The opening of the bridge was somewhat played down as the impending showcase 'Iron Bridge' further upstream was already being trumpeted as a technical masterpiece. The wooden bridge did not survive long unfortunately, as the central pier was severely damaged by flooding in a storm in 1795
A account of the flood from 1822 reads thus:
"Lastly came the impact of the great flood of February 1795 in the West Midlands. The height of the 1795 flood is still recorded by a marker at Dale End, Coalbrookdale, which together with some of the evidence from the contemporary press, testifies to its frightening, almost Biblical scale. At Shrewsbury the quays and neighbouring timber yards and warehouses were swept clear of all that was in them, and many graves in the Abbey churchyard fell in. Shrewsbury was almost completely cut off, no coaches could reach the town ... In the Severn Gorge water flowed three-feet deep in the rooms of the Swan, White Hart and Meadow Inns ... The canal and river at Coalport were united ... rising water reached [the Madeley Wood furnace ultimately to lie several inches deep in the hearth. Two houses by the Iron Bridge were washed away, and the counting house used by the coal factors at the canal/river interchange at Coalport sailed away down the river. The flood was probably the worst in historical times on the Severn. "

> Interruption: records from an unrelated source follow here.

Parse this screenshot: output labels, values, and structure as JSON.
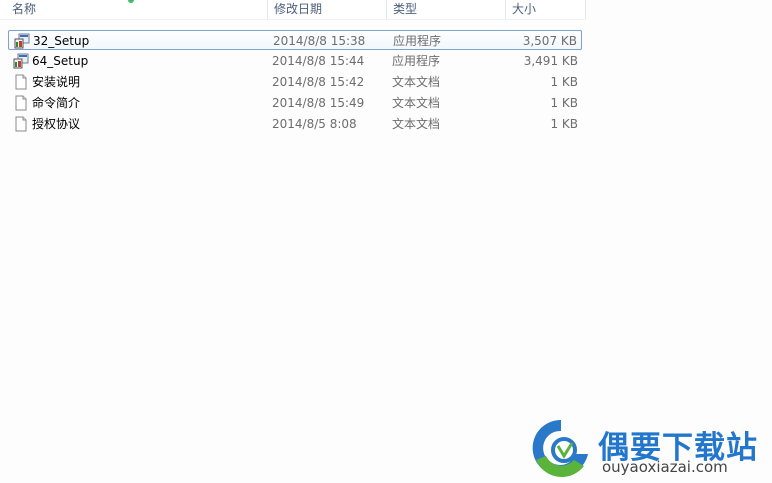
{
  "columns": {
    "name": "名称",
    "date": "修改日期",
    "type": "类型",
    "size": "大小"
  },
  "files": [
    {
      "name": "32_Setup",
      "date": "2014/8/8 15:38",
      "type": "应用程序",
      "size": "3,507 KB",
      "icon": "setup-exe-icon",
      "selected": true
    },
    {
      "name": "64_Setup",
      "date": "2014/8/8 15:44",
      "type": "应用程序",
      "size": "3,491 KB",
      "icon": "setup-exe-icon",
      "selected": false
    },
    {
      "name": "安装说明",
      "date": "2014/8/8 15:42",
      "type": "文本文档",
      "size": "1 KB",
      "icon": "text-document-icon",
      "selected": false
    },
    {
      "name": "命令简介",
      "date": "2014/8/8 15:49",
      "type": "文本文档",
      "size": "1 KB",
      "icon": "text-document-icon",
      "selected": false
    },
    {
      "name": "授权协议",
      "date": "2014/8/5 8:08",
      "type": "文本文档",
      "size": "1 KB",
      "icon": "text-document-icon",
      "selected": false
    }
  ],
  "watermark": {
    "title": "偶要下载站",
    "url": "ouyaoxiazai.com"
  },
  "colors": {
    "selection_border": "#7da2ce",
    "header_text": "#4c607a",
    "watermark_blue": "#2277cc",
    "watermark_green": "#5ab43c"
  }
}
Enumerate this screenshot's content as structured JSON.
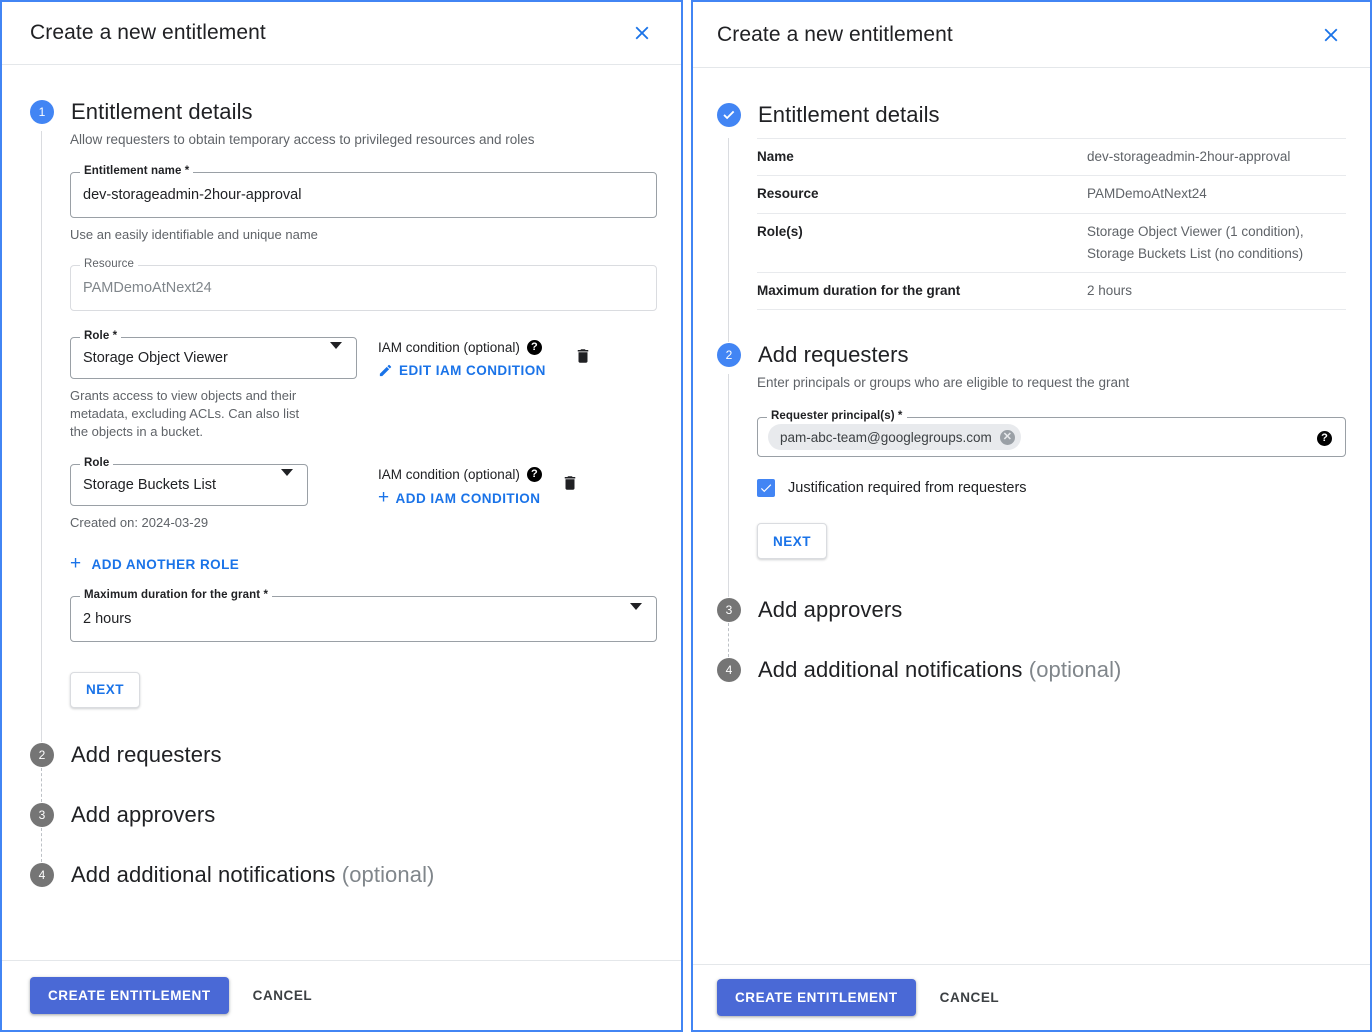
{
  "colors": {
    "accent_blue": "#4285f4",
    "link_blue": "#1a73e8",
    "primary_button": "#4a69d6",
    "step_inactive": "#757575",
    "muted_text": "#5f6368",
    "border": "#dadce0"
  },
  "left_panel": {
    "title": "Create a new entitlement",
    "close_label": "Close",
    "step1": {
      "badge": "1",
      "title": "Entitlement details",
      "description": "Allow requesters to obtain temporary access to privileged resources and roles",
      "entitlement_name": {
        "label": "Entitlement name *",
        "value": "dev-storageadmin-2hour-approval",
        "helper": "Use an easily identifiable and unique name"
      },
      "resource": {
        "label": "Resource",
        "value": "PAMDemoAtNext24"
      },
      "roles": [
        {
          "label": "Role *",
          "value": "Storage Object Viewer",
          "helper": "Grants access to view objects and their metadata, excluding ACLs. Can also list the objects in a bucket.",
          "condition_label": "IAM condition (optional)",
          "condition_action": "EDIT IAM CONDITION",
          "condition_action_icon": "pencil-icon",
          "delete_label": "Delete role"
        },
        {
          "label": "Role",
          "value": "Storage Buckets List",
          "helper": "Created on: 2024-03-29",
          "condition_label": "IAM condition (optional)",
          "condition_action": "ADD IAM CONDITION",
          "condition_action_icon": "plus-icon",
          "delete_label": "Delete role"
        }
      ],
      "add_another_role": "ADD ANOTHER ROLE",
      "max_duration": {
        "label": "Maximum duration for the grant *",
        "value": "2 hours"
      },
      "next_label": "NEXT"
    },
    "step2": {
      "badge": "2",
      "title": "Add requesters"
    },
    "step3": {
      "badge": "3",
      "title": "Add approvers"
    },
    "step4": {
      "badge": "4",
      "title": "Add additional notifications",
      "optional": "(optional)"
    },
    "footer": {
      "create_label": "CREATE ENTITLEMENT",
      "cancel_label": "CANCEL"
    }
  },
  "right_panel": {
    "title": "Create a new entitlement",
    "close_label": "Close",
    "step1": {
      "badge_icon": "check-circle-icon",
      "title": "Entitlement details",
      "summary_rows": [
        {
          "key": "Name",
          "value": "dev-storageadmin-2hour-approval"
        },
        {
          "key": "Resource",
          "value": "PAMDemoAtNext24"
        },
        {
          "key": "Role(s)",
          "value": "Storage Object Viewer (1 condition), Storage Buckets List (no conditions)"
        },
        {
          "key": "Maximum duration for the grant",
          "value": "2 hours"
        }
      ]
    },
    "step2": {
      "badge": "2",
      "title": "Add requesters",
      "description": "Enter principals or groups who are eligible to request the grant",
      "requester_field": {
        "label": "Requester principal(s) *",
        "chip": "pam-abc-team@googlegroups.com",
        "chip_remove_label": "Remove principal"
      },
      "justification": {
        "checked": true,
        "label": "Justification required from requesters"
      },
      "next_label": "NEXT"
    },
    "step3": {
      "badge": "3",
      "title": "Add approvers"
    },
    "step4": {
      "badge": "4",
      "title": "Add additional notifications",
      "optional": "(optional)"
    },
    "footer": {
      "create_label": "CREATE ENTITLEMENT",
      "cancel_label": "CANCEL"
    }
  }
}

After the destruction of 1795, the bridge remained closed until the Trustees, of what was to become known as Coalport Bridge, had it rebuilt in 1799 as a hybrid of wood, brick and cast-iron parts, cast by John Onions. The two original spans were removed and replaced by a single span of three cast iron ribs, which sprang from the original outer sandstone pier bases. The bridge deck was further supported by two square brick piers, the northern one constructed directly on top of the stone pier base and the southern one set back slightly towards the river bank. The remainder of the superstructure was built of wood and may have reused some of the original beams. However by 1817, this bridge was failing again, attributed to the insufficient number of cast iron ribs proving inadequate for the volume of traffic. Consequently, the bridge proprietors decided to rebuild Coalport Bridge once again, but this time they chose to do so completely in iron.
The date of 1818 displayed on the bridge's midspan panel refers to this substantial work which allowed the bridge to stand without major repairs, for the next 187 years.
Some further strengthening work was carried out on the bridge in 2005 when it was closed for about one year to reconstruct the two brick arches supporting the verges at the south side of the bridge. Traffic control measures which previously limited traffic flow to single file were lifted and although weight is now limited to three tonnes, and a height restriction remains, the bridge is expected to continue to serve motor users in the gorge well into the 21st Century.
This is one of the oldest cast iron bridges still carrying traffic and is a scheduled ancient monument. Its five cast iron ribs span 103ft across the River Severn.
We have not been able to ascertain the actual date of the pub, but perhaps it is not unreasonable to suggest it was built between 1780 and 1795, when the original woodbridge was still in existence.